Installing an extra C dependency seems like an unnecessary hoop for users to jump through – for no good reason that I can see.

We do need a better way to make it easy to avoid these in new code. (See capi-workgroup/api-evolution#24 for a proposal.) But removal of no-op/no-maintenance functions like PyEval_InitThreads makes no-sense to me.

To be clear, I’m not talking about cases where API is removed because it makes no sense any more, can’t be implemented easily, is a real maintenance burden or has a significant security risk. But libdeadparrot isn’t likely to help with much of those.


I’m curious: why not just a single project covering both needs?

pythoncapi-compat is a header file, tooling to use newer API, and tests.

deadparrot is a shared library and tests. The implementation is different, for example it uses CMake to build the libdeadparrot shared library.

Maybe at some point, both approaches and both projects can converge. For now, I prefer to have separated projects.

Deadparrot README file lists removed functions since Python 3.0, the list is quite long. Removing C API functions is just a fact, it happens for various reasons, sometimes backed by PEPs. I’m not here to argue if we should remove or not functions.

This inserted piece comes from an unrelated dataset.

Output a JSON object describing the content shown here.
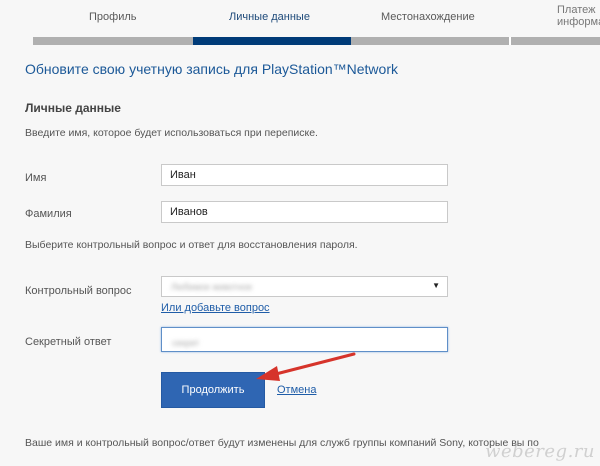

I’m here to discuss a practical solution when functions are removed and C extensions cannot be easily updated.